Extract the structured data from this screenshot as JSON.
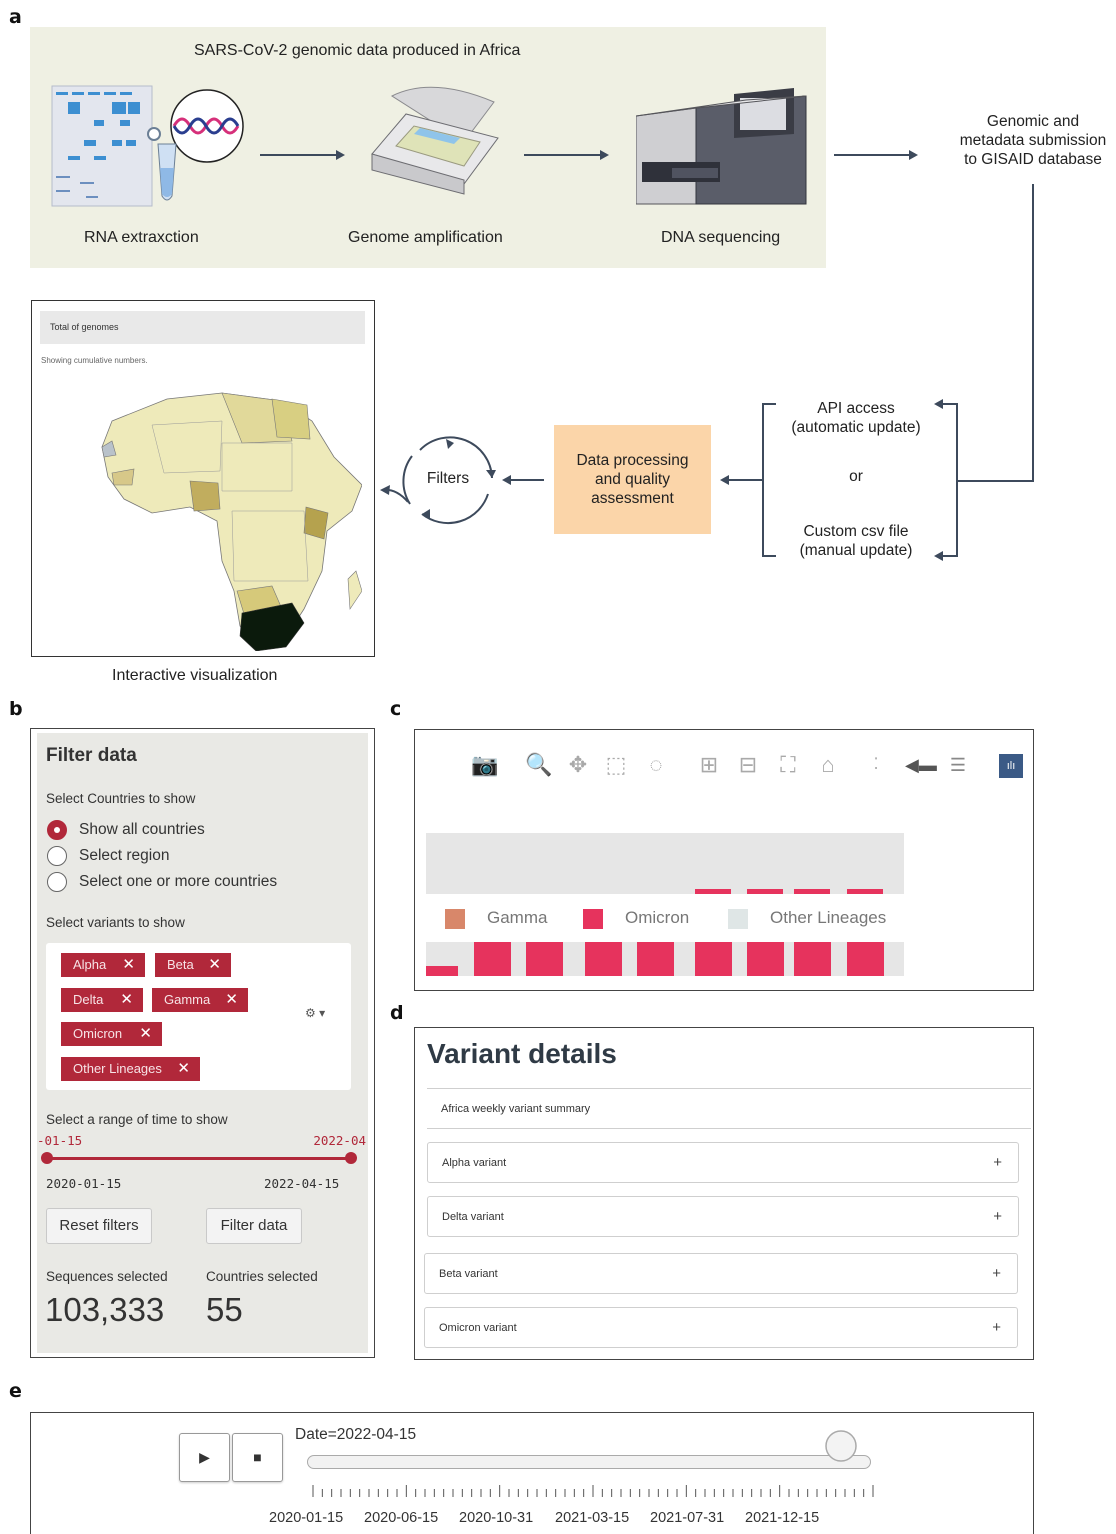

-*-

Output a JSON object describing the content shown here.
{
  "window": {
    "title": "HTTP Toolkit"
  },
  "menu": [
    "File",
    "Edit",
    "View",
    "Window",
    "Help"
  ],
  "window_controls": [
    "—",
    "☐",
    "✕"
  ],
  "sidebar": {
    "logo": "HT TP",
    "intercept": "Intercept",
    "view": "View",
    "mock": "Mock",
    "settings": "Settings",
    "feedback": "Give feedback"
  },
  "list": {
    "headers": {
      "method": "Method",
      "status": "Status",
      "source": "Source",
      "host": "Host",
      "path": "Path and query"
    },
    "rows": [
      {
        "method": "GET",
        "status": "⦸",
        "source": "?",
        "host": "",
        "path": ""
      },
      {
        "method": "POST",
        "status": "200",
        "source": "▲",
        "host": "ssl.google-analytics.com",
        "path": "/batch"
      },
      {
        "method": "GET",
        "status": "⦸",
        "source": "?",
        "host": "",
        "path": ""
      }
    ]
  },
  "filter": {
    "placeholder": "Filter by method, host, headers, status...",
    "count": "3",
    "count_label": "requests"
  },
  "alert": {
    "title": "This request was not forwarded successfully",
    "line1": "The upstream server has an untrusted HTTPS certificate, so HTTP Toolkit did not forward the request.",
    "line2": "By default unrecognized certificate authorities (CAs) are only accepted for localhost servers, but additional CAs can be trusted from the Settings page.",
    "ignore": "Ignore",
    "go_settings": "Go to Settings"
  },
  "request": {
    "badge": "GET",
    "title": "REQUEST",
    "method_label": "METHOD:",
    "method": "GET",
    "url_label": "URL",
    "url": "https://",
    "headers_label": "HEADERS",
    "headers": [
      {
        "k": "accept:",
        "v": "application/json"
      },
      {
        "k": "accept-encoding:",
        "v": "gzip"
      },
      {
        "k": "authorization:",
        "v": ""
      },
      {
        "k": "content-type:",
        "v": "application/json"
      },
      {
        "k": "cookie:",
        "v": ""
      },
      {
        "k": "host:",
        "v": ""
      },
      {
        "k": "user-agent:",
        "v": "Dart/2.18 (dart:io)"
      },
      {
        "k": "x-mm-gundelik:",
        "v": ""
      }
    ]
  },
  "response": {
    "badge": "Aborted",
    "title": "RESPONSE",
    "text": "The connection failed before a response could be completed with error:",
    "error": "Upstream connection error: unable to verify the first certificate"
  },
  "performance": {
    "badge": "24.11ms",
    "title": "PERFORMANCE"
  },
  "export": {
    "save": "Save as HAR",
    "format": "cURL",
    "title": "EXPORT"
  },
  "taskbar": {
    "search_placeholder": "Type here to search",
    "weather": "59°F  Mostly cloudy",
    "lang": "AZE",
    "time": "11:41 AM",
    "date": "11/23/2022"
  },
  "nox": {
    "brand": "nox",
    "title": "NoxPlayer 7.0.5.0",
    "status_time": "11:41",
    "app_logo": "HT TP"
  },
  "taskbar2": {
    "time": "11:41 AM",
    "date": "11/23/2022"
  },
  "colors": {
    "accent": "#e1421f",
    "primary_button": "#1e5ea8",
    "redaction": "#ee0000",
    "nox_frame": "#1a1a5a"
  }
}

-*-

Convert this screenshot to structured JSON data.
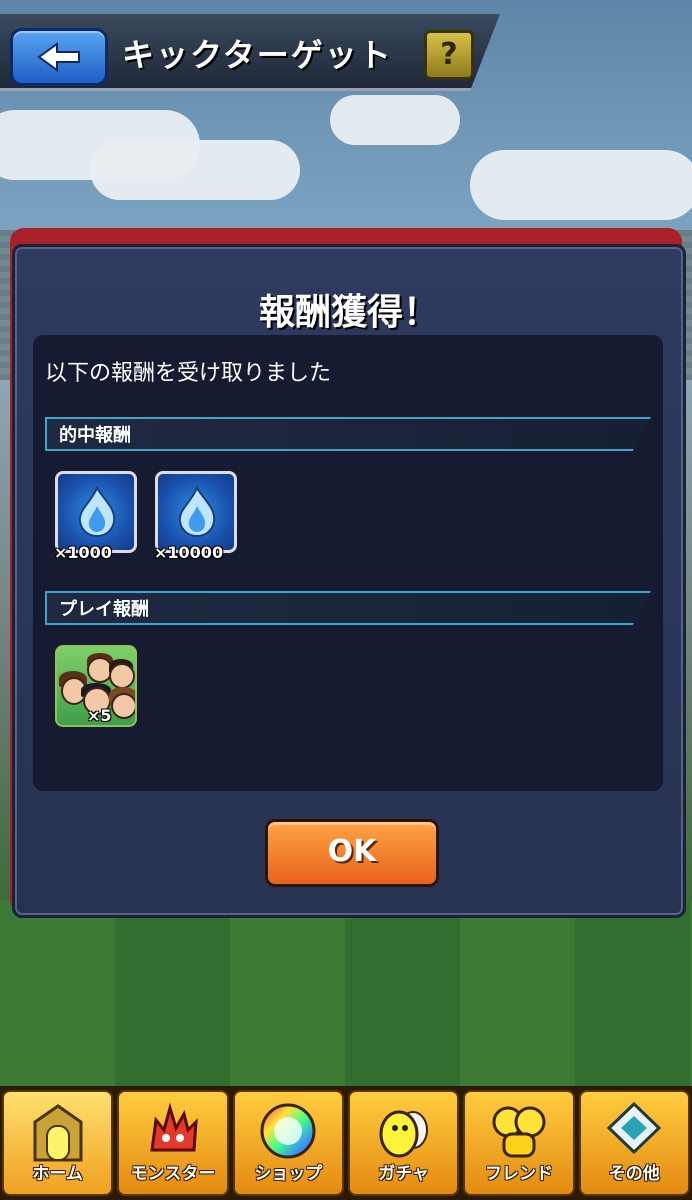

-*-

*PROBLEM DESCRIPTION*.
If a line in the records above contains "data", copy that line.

*THE ANSWER*.
Extract the structured data from this screenshot as JSON.
Convert this screenshot to structured JSON data.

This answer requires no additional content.